Working data.
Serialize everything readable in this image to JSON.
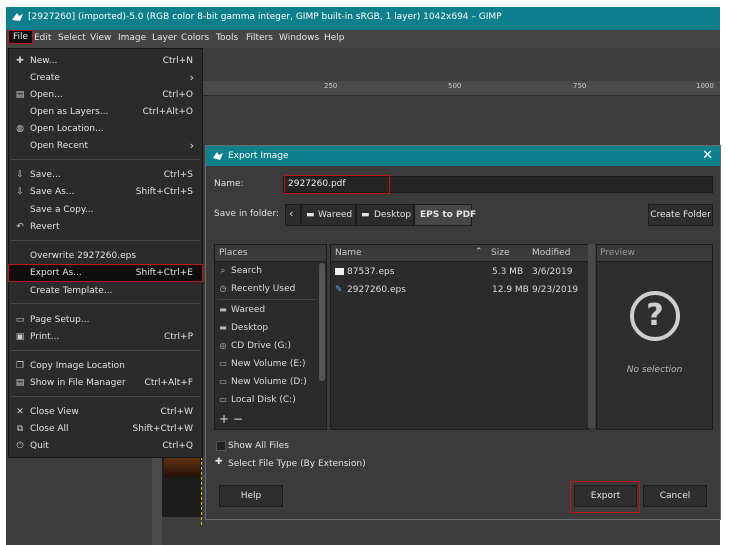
{
  "window": {
    "title": "[2927260] (imported)-5.0 (RGB color 8-bit gamma integer, GIMP built-in sRGB, 1 layer) 1042x694 – GIMP"
  },
  "menubar": [
    "File",
    "Edit",
    "Select",
    "View",
    "Image",
    "Layer",
    "Colors",
    "Tools",
    "Filters",
    "Windows",
    "Help"
  ],
  "ruler": {
    "marks": [
      "250",
      "500",
      "750",
      "1000"
    ]
  },
  "file_menu": {
    "items": [
      {
        "icon": "new-icon",
        "label": "New...",
        "shortcut": "Ctrl+N"
      },
      {
        "icon": "",
        "label": "Create",
        "shortcut": "",
        "submenu": true
      },
      {
        "icon": "open-icon",
        "label": "Open...",
        "shortcut": "Ctrl+O"
      },
      {
        "icon": "",
        "label": "Open as Layers...",
        "shortcut": "Ctrl+Alt+O"
      },
      {
        "icon": "globe-icon",
        "label": "Open Location...",
        "shortcut": ""
      },
      {
        "icon": "",
        "label": "Open Recent",
        "shortcut": "",
        "submenu": true
      },
      {
        "icon": "save-icon",
        "label": "Save...",
        "shortcut": "Ctrl+S"
      },
      {
        "icon": "",
        "label": "Save As...",
        "shortcut": "Shift+Ctrl+S"
      },
      {
        "icon": "",
        "label": "Save a Copy...",
        "shortcut": ""
      },
      {
        "icon": "revert-icon",
        "label": "Revert",
        "shortcut": ""
      },
      {
        "icon": "",
        "label": "Overwrite 2927260.eps",
        "shortcut": ""
      },
      {
        "icon": "",
        "label": "Export As...",
        "shortcut": "Shift+Ctrl+E"
      },
      {
        "icon": "",
        "label": "Create Template...",
        "shortcut": ""
      },
      {
        "icon": "page-setup-icon",
        "label": "Page Setup...",
        "shortcut": ""
      },
      {
        "icon": "print-icon",
        "label": "Print...",
        "shortcut": "Ctrl+P"
      },
      {
        "icon": "copy-icon",
        "label": "Copy Image Location",
        "shortcut": ""
      },
      {
        "icon": "folder-icon",
        "label": "Show in File Manager",
        "shortcut": "Ctrl+Alt+F"
      },
      {
        "icon": "close-icon",
        "label": "Close View",
        "shortcut": "Ctrl+W"
      },
      {
        "icon": "close-all-icon",
        "label": "Close All",
        "shortcut": "Shift+Ctrl+W"
      },
      {
        "icon": "quit-icon",
        "label": "Quit",
        "shortcut": "Ctrl+Q"
      }
    ]
  },
  "dialog": {
    "title": "Export Image",
    "name_label": "Name:",
    "name_value": "2927260.pdf",
    "save_in_label": "Save in folder:",
    "breadcrumbs": [
      "Wareed",
      "Desktop",
      "EPS to PDF"
    ],
    "create_folder": "Create Folder",
    "places_header": "Places",
    "places": [
      {
        "icon": "search-icon",
        "label": "Search"
      },
      {
        "icon": "recent-icon",
        "label": "Recently Used"
      },
      {
        "icon": "folder-icon",
        "label": "Wareed"
      },
      {
        "icon": "folder-icon",
        "label": "Desktop"
      },
      {
        "icon": "cd-icon",
        "label": "CD Drive (G:)"
      },
      {
        "icon": "drive-icon",
        "label": "New Volume (E:)"
      },
      {
        "icon": "drive-icon",
        "label": "New Volume (D:)"
      },
      {
        "icon": "drive-icon",
        "label": "Local Disk (C:)"
      }
    ],
    "columns": {
      "name": "Name",
      "size": "Size",
      "modified": "Modified"
    },
    "files": [
      {
        "name": "87537.eps",
        "size": "5.3 MB",
        "modified": "3/6/2019"
      },
      {
        "name": "2927260.eps",
        "size": "12.9 MB",
        "modified": "9/23/2019"
      }
    ],
    "preview_header": "Preview",
    "no_selection": "No selection",
    "show_all_files": "Show All Files",
    "select_file_type": "Select File Type (By Extension)",
    "help": "Help",
    "export": "Export",
    "cancel": "Cancel"
  }
}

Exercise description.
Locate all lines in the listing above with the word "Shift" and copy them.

Result of the exercise.
        "shortcut": "Shift+Ctrl+S"
        "shortcut": "Shift+Ctrl+E"
        "shortcut": "Shift+Ctrl+W"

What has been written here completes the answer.